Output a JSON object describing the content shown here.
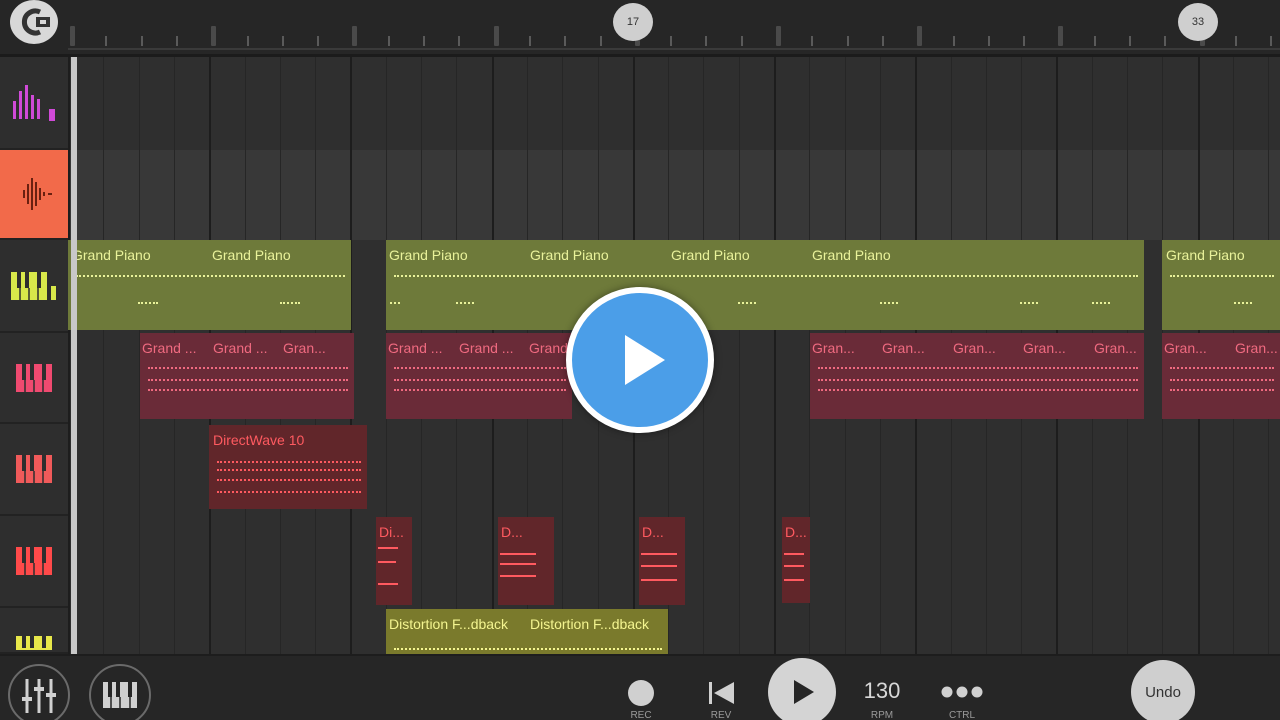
{
  "ruler": {
    "markers": [
      "17",
      "33"
    ]
  },
  "tracks": [
    {
      "icon": "mixer-bars-icon",
      "color": "#d04ad8"
    },
    {
      "icon": "waveform-icon",
      "color": "#f26a4a",
      "active": true
    },
    {
      "icon": "keyboard-icon",
      "color": "#d8e84a"
    },
    {
      "icon": "keyboard-icon",
      "color": "#f04a70"
    },
    {
      "icon": "keyboard-icon",
      "color": "#f05a5a"
    },
    {
      "icon": "keyboard-icon",
      "color": "#ff4a4a"
    },
    {
      "icon": "keyboard-icon",
      "color": "#e8e84a"
    }
  ],
  "clips": {
    "piano_title": "Grand Piano",
    "piano_titles": [
      "Grand Piano",
      "Grand Piano",
      "Grand Piano",
      "Grand Piano",
      "Grand Piano",
      "Grand Piano",
      "Grand Piano"
    ],
    "pink_titles": [
      "Grand ...",
      "Grand ...",
      "Gran...",
      "Grand ...",
      "Grand ...",
      "Grand",
      "Gran...",
      "Gran...",
      "Gran...",
      "Gran...",
      "Gran...",
      "Gran...",
      "Gran..."
    ],
    "directwave_title": "DirectWave 10",
    "d_titles": [
      "Di...",
      "D...",
      "D...",
      "D..."
    ],
    "dist_titles": [
      "Distortion F...dback",
      "Distortion F...dback"
    ]
  },
  "transport": {
    "rec_label": "REC",
    "rev_label": "REV",
    "bpm_value": "130",
    "bpm_label": "RPM",
    "ctrl_label": "CTRL",
    "undo_label": "Undo"
  },
  "colors": {
    "accent_active_track": "#f26a4a",
    "play_overlay": "#4b9ee8"
  }
}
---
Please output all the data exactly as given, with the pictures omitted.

Output a JSON object describing the content shown here.
{
  "ruler": {
    "markers": [
      "17",
      "33"
    ]
  },
  "tracks": [
    {
      "icon": "mixer-bars-icon",
      "color": "#d04ad8"
    },
    {
      "icon": "waveform-icon",
      "color": "#f26a4a",
      "active": true
    },
    {
      "icon": "keyboard-icon",
      "color": "#d8e84a"
    },
    {
      "icon": "keyboard-icon",
      "color": "#f04a70"
    },
    {
      "icon": "keyboard-icon",
      "color": "#f05a5a"
    },
    {
      "icon": "keyboard-icon",
      "color": "#ff4a4a"
    },
    {
      "icon": "keyboard-icon",
      "color": "#e8e84a"
    }
  ],
  "clips": {
    "piano_title": "Grand Piano",
    "piano_titles": [
      "Grand Piano",
      "Grand Piano",
      "Grand Piano",
      "Grand Piano",
      "Grand Piano",
      "Grand Piano",
      "Grand Piano"
    ],
    "pink_titles": [
      "Grand ...",
      "Grand ...",
      "Gran...",
      "Grand ...",
      "Grand ...",
      "Grand",
      "Gran...",
      "Gran...",
      "Gran...",
      "Gran...",
      "Gran...",
      "Gran...",
      "Gran..."
    ],
    "directwave_title": "DirectWave 10",
    "d_titles": [
      "Di...",
      "D...",
      "D...",
      "D..."
    ],
    "dist_titles": [
      "Distortion F...dback",
      "Distortion F...dback"
    ]
  },
  "transport": {
    "rec_label": "REC",
    "rev_label": "REV",
    "bpm_value": "130",
    "bpm_label": "RPM",
    "ctrl_label": "CTRL",
    "undo_label": "Undo"
  },
  "colors": {
    "accent_active_track": "#f26a4a",
    "play_overlay": "#4b9ee8"
  }
}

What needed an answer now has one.